(Component data from apps and pages)
┄┄┄┄┄┄

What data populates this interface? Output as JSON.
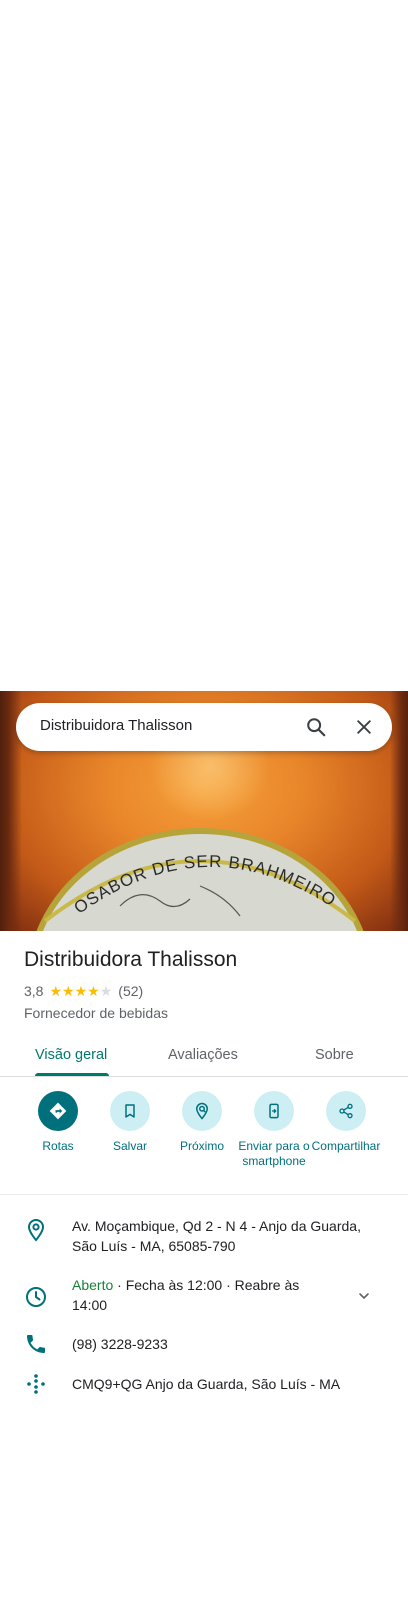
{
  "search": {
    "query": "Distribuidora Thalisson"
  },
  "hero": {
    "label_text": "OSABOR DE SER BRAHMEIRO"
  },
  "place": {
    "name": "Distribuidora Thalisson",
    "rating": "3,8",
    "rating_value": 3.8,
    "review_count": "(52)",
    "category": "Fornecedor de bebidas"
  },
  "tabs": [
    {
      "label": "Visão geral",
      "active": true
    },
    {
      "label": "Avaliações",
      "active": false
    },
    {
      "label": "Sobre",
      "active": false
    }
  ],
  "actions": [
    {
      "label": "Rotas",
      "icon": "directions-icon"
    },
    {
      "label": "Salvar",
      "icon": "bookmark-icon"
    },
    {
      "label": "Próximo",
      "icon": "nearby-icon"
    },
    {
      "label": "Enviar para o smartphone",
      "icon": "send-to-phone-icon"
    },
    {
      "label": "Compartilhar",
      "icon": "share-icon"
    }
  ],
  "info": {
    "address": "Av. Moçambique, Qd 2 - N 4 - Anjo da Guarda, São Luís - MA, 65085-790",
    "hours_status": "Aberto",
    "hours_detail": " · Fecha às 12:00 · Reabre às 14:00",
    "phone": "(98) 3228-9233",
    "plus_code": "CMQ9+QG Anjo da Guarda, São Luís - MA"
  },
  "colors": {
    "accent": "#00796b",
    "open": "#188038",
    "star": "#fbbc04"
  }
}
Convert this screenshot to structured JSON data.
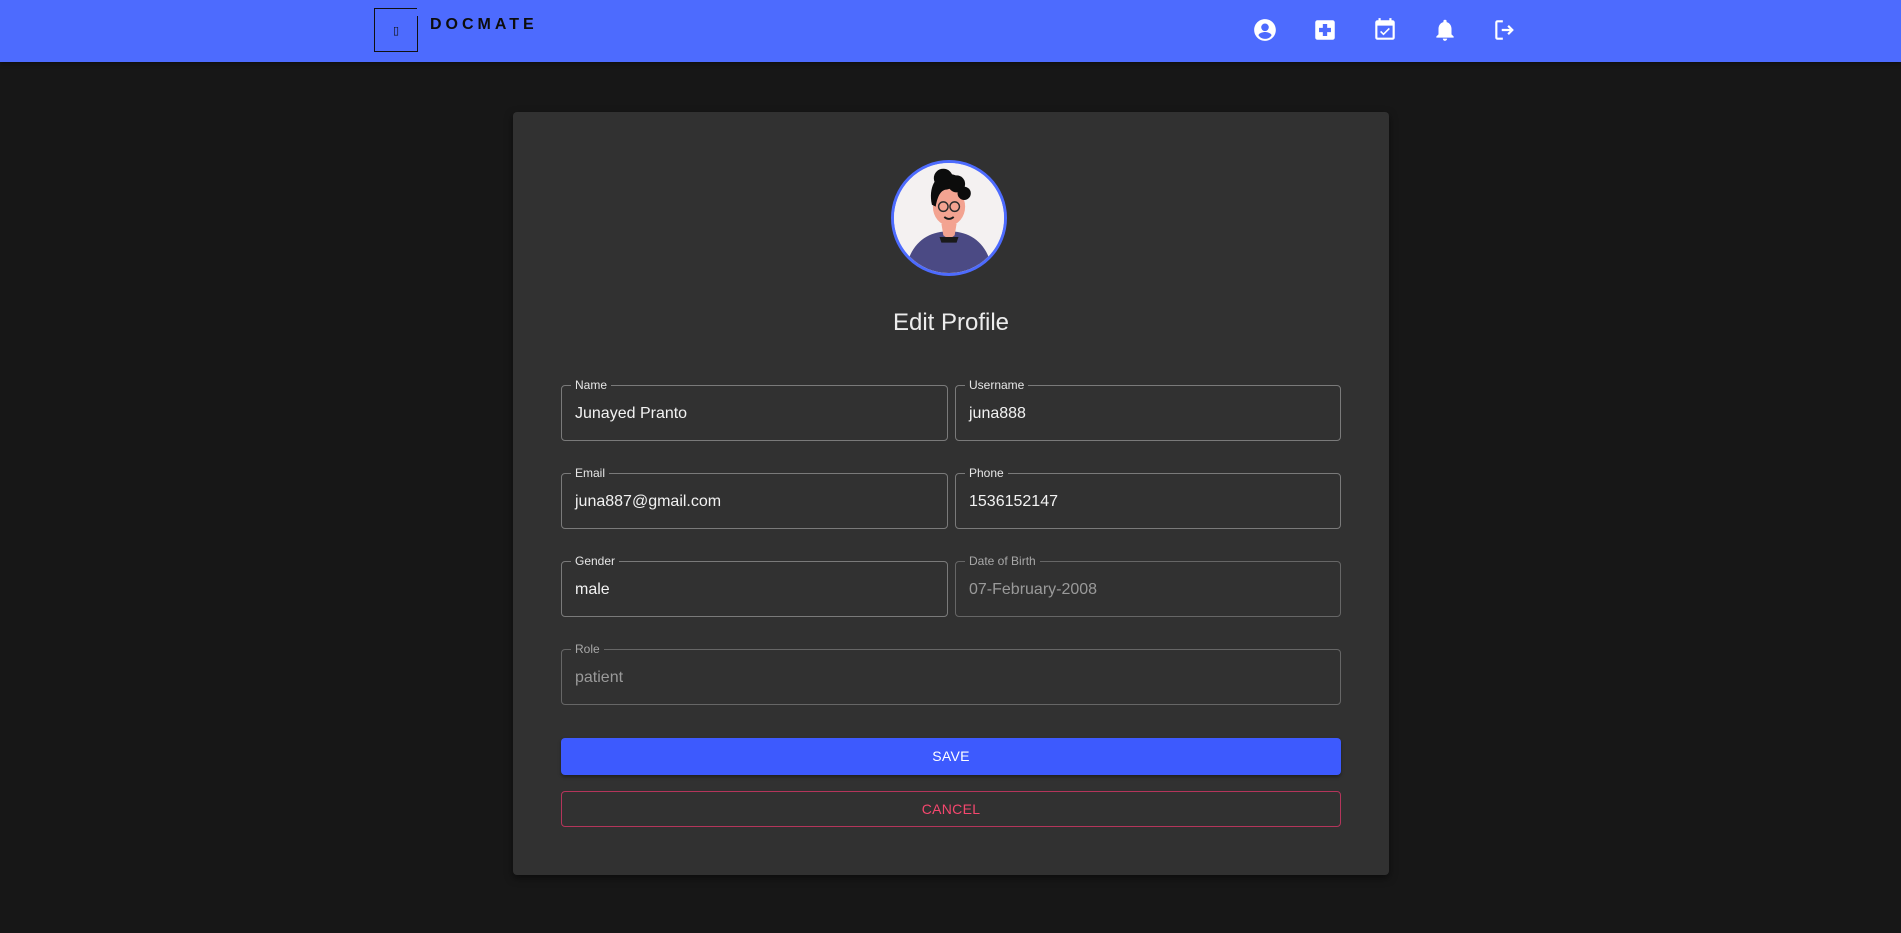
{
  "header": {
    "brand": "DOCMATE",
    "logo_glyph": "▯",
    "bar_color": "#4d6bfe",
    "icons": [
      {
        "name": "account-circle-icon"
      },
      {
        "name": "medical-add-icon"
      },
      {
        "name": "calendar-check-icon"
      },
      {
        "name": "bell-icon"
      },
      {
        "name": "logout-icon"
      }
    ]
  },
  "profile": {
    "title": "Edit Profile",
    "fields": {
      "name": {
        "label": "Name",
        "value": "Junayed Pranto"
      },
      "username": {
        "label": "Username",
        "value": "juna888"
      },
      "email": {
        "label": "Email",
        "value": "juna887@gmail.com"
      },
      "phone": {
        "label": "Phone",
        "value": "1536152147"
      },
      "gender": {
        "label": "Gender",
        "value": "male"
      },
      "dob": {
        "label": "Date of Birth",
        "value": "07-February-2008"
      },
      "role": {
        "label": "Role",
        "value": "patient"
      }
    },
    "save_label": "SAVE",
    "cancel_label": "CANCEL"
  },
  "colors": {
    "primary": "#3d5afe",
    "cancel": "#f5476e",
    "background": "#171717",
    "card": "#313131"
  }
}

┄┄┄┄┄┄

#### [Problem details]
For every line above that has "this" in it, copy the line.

#### [Reply to the task]
What data populates this interface? Output as JSON.
Convert this screenshot to structured JSON data.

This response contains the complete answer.